Exercise brief -> Images do not belong in the copy. Retype all the entries below exactly.

(Interface dataset entries)
.....
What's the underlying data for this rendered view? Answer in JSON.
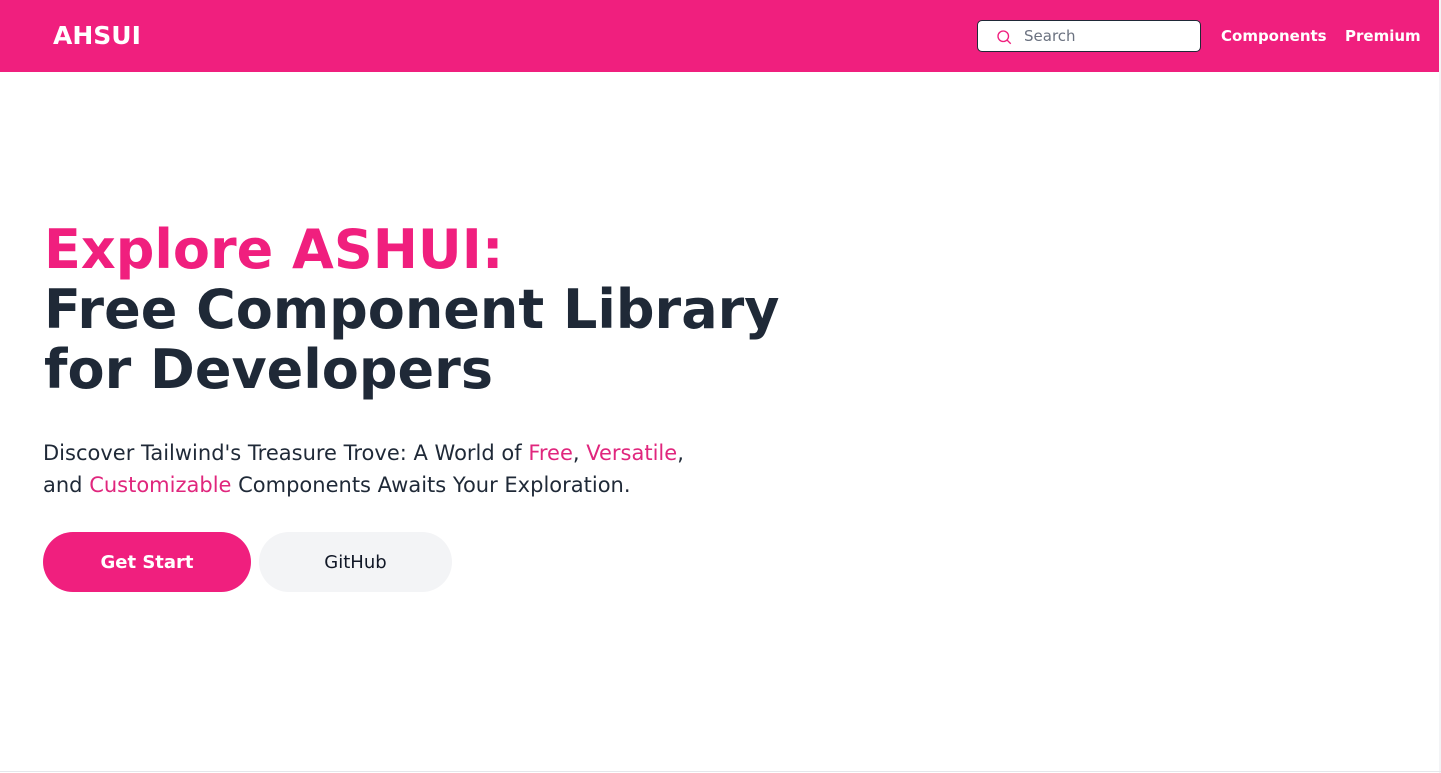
{
  "brand": {
    "logo_text": "AHSUI",
    "accent_color": "#f01f7e"
  },
  "nav": {
    "search_placeholder": "Search",
    "links": [
      {
        "label": "Components"
      },
      {
        "label": "Premium"
      }
    ]
  },
  "hero": {
    "title_accent": "Explore ASHUI:",
    "title_line1": "Free Component Library",
    "title_line2": "for Developers",
    "subtitle": {
      "part1": "Discover Tailwind's Treasure Trove: A World of ",
      "hl1": "Free",
      "sep1": ", ",
      "hl2": "Versatile",
      "part2": ",",
      "part3": "and ",
      "hl3": "Customizable",
      "part4": " Components Awaits Your Exploration."
    },
    "primary_button": "Get Start",
    "secondary_button": "GitHub"
  }
}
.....
Written solution ->
What's the underlying data for this rendered view? Answer in JSON.
{
  "brand": {
    "logo_text": "AHSUI",
    "accent_color": "#f01f7e"
  },
  "nav": {
    "search_placeholder": "Search",
    "links": [
      {
        "label": "Components"
      },
      {
        "label": "Premium"
      }
    ]
  },
  "hero": {
    "title_accent": "Explore ASHUI:",
    "title_line1": "Free Component Library",
    "title_line2": "for Developers",
    "subtitle": {
      "part1": "Discover Tailwind's Treasure Trove: A World of ",
      "hl1": "Free",
      "sep1": ", ",
      "hl2": "Versatile",
      "part2": ",",
      "part3": "and ",
      "hl3": "Customizable",
      "part4": " Components Awaits Your Exploration."
    },
    "primary_button": "Get Start",
    "secondary_button": "GitHub"
  }
}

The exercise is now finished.